He looked just like he did in pictures except cricket-sized and with lower standards, long brown and red locks curled over his bare shoulders, goatee fully connected to an evenly groomed moustache.
He lived in (a once sprawling three bedroom, two bathroom, four foot by one foot icicle of) a mansion on a windshield in Toronto for two reasons. 1) He wouldn’t be paid for another two Thursdays after reporting for the messiah gig, and the rent was cheap. 2) He predicted it would all happen as it did three weeks ago as his first proper go at a miracle on the first episode of the first season of the reality TV ratings smash Jesus does Toronto.
The vested cameramen hovered conspicuously over the Hyundai’s driver’s mirror.

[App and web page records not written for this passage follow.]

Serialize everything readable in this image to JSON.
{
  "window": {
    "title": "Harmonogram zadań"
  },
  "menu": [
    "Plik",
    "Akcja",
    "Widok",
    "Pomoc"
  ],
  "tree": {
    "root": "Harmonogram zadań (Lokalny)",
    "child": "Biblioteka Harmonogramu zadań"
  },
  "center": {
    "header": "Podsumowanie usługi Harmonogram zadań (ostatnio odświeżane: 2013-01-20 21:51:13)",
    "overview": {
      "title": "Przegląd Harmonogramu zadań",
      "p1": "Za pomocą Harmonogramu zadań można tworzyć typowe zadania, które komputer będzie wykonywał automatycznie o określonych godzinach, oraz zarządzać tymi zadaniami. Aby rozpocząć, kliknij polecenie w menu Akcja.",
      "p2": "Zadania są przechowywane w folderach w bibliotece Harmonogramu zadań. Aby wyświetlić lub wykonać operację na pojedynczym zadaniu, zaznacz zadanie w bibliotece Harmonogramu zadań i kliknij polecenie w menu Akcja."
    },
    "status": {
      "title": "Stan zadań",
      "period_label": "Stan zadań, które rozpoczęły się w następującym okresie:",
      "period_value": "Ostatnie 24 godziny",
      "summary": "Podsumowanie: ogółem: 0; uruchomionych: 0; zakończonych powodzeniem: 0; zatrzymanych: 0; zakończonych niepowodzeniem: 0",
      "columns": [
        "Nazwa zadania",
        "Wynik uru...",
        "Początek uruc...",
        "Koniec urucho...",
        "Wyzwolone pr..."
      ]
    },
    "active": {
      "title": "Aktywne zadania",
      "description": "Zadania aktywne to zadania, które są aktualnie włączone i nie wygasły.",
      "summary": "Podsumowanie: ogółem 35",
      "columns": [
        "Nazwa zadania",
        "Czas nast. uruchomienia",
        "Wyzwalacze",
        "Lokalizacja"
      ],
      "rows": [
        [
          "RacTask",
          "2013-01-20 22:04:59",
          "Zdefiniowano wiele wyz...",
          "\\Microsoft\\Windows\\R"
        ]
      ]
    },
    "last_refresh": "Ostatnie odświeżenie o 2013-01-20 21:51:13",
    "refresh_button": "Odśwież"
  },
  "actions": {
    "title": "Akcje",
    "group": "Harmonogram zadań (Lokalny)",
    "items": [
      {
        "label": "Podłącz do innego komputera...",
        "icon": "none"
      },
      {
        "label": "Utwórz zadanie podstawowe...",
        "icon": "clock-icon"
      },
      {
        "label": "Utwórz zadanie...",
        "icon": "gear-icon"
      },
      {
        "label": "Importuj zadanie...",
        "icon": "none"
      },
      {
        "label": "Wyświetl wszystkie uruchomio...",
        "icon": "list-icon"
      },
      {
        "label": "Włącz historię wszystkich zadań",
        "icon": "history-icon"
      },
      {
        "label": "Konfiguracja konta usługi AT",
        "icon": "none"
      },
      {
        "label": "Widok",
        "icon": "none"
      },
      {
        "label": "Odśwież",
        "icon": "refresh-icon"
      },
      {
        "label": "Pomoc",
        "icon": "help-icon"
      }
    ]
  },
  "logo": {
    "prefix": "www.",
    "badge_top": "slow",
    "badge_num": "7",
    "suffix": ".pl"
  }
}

An inflatable Bible pool chair kept Jesus dry. Gathered on it was his wallet, made of hemp, an extra white monogrammed robe identical to the one he wore, a pair of frozen sandals, a bottle of wine marked “water,” a square boxy Tupperware container packed tight with butter tarts, and a thermos of black coffee. His attempts at salvaging heavier items like bed frames and mattresses would have to wait until he acquired an ice pick to dig them out.
While eager passengers screamed, racing down the hill to a safe stop, occasionally veering sideways and bowling into a section of the queue, Jesus cupped his chin in five fingers and caught Michelangelo’s attention. Michelangelo did not hesitate to take Jesus in his left hand for safe examination, soon determining that what he held had to be gummy candy.
“Ahhhhh,” said Michelangelo, torpedoing his gummy person in.
Jesus wouldn’t be almighty until after the induction ceremony the following afternoon; there was no use fighting back.
Nor did he have to. Michelangelo’s family’s limited means had taught him a long time ago that candy that is sucked on is candy that lasts. After one hairy lick, he dropped Jesus, spit, and was carried off by a woman that everyone supposed was his mother.
Jesus changed robes and had a tart.